AMAs, A2As, And The Growth Of Tech-Enabled Political Discourse
Editor’s note: Jon Bischke is a founder of Entelo and is an advisor to several startups. In the interest of full disclosure, he also serves as a National Co-Chair for Technology for Obama (T4O). You can follow Jon on Twitter here.
It’s election season again and 2012 is likely to be remembered for many things, one of which is the amount of money spent on political advertising. Indeed, this year’s Presidential Campaign is likely to be the most expensive in history. But amidst the talk of Super PACs and $50,000-a-plate dinners attended by amateur videographers, an interesting and inspiring shift is taking place: The increasing ability of the average citizen to connect directly with candidates through technology.
Of course, tech-enabled political discourse is not new. Television in 1960 brought us the “Great Debates” between Kennedy and Nixon and forever changed how the public perceives politicians. And you can’t forget Howard Dean, the 2004 Democratic presidential candidate whose prospects were greatly helped by the Internet (through his success in grassroots organizing via Meetup.com) only to have it play a role in his ultimate demise (Dean Scream anyone?). And many elected officials have taken to Facebook and Twitter in recent years, often using those services to directly answer questions from their constituents.
Still, 2012 seems different as politicians are communicating via a wider variety of channels and in greater depth than ever before. In January of this year President Obama participated in a Google+ Hangouts. Then, just last month, Obama took to Reddit to answer questions directly for Redditors in an AMA (Ask Me Anything), spurring more than 22,000 comments and 2.6 million unique visitors and leading the president to conclude, in allusion to a popular meme, that hosting an AMA was “NOT BAD!”
And it isn’t just the president getting up close and personal with his constituents. Lately Quora has been abuzz with famous politician sightings. Newark Mayor Cory Booker was one of the first to kick things off with a series of well-received answers. More recently newly appointed U.S. CTO Todd Park took to Quora to talk about the things that President Obama had done to encourage innovation and entrepreneurship in the country.
Republicans are showing that technology’s not just for Democrats by getting into the mix as well. This month Vice Presidential candidate Paul Ryan answered a question asking whether the country is better off than it was four years ago. Republicans are often less active on many social media platforms (see recent research from the Pew Internet and American Life Project), so Representative Ryan’s use of this vehicle to convey his message is more evidence of this trend.
Government departments are recognizing the opportunity, as well. As Tommy Sowers, the newly appointed assistant secretary for Public and Intergovernmental Affairs at the Department of Veterans Affairs, told me recently, “We want to speak to our veterans when, where, and how they want to communicate, which is increasingly on social networks. This isn’t a young veteran phenomenon, but an all veteran phenomenon.”
So why does this matter?
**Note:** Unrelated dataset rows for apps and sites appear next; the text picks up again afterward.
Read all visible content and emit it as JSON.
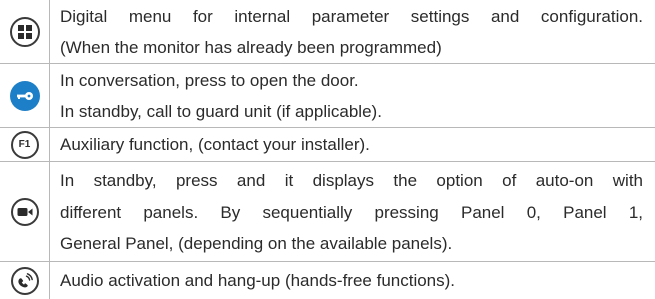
{
  "rows": [
    {
      "icon": "menu-grid-icon",
      "lines": [
        "Digital menu for internal parameter settings and configuration.",
        "(When the monitor has already been programmed)"
      ]
    },
    {
      "icon": "key-icon",
      "lines": [
        "In conversation, press to open the door.",
        "In standby, call to guard unit (if applicable)."
      ]
    },
    {
      "icon": "f1-icon",
      "icon_label": "F1",
      "lines": [
        "Auxiliary function, (contact your installer)."
      ]
    },
    {
      "icon": "camera-icon",
      "lines": [
        "In standby, press and it displays the option of auto-on with",
        "different panels. By sequentially pressing Panel 0, Panel 1,",
        "General Panel, (depending on the available panels)."
      ]
    },
    {
      "icon": "hands-free-icon",
      "lines": [
        "Audio activation and hang-up (hands-free functions)."
      ]
    }
  ],
  "colors": {
    "text": "#2b2b2b",
    "rule": "#b8b8b8",
    "accent_blue": "#1d7fc7"
  }
}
Today it might be President Obama and Representative Ryan leading the charge, but this is only the beginning. Imagine if Senate and House races all around the country had candidates hosting AMAs where they could answer the most pressing questions from their states and districts. Or if Quora’s new Ask to Answer (A2A) feature became a common way for people to be able to ask things of their elected officials.
At the same time, it’s possible that these early attempts at communicating directly with constituents are simply marketing stunts. A number of people have criticized efforts like the Obama Administration’s We the People initiative (read Laura Meckler in The Wall Street Journal) and the President’s AMA (see Alexis Madrigal in The Atlantic) as lacking substance. While these criticisms are fair, theories on disruptive innovation suggest that disruption in its early stages is often dismissed as a “toy”.
If this is indeed the early stage of a disruptive shift in politics, it could represent the further democratization of our representative democracy. Do you have an excellent question for a politician and enough clout within your respective community? You get to ask it, regardless of how much money you’ve donated to the candidate or who you’re connected to. Want to bring forth an idea for some new legislation? Maybe those Quora credits will help you get on the right person’s radar.
While this trend may be in its infancy, it’s worth keeping an eye on. Social networking was just getting going in 2004 when George W. Bush won re-election, and mobile computing and smartphones were only starting to take hold in 2008 when Obama took the White House. If we’re just starting to talk about how technology is enabling direct discourse between constituents and their elected officials in 2012, it will be interesting to see what 2016 will look like.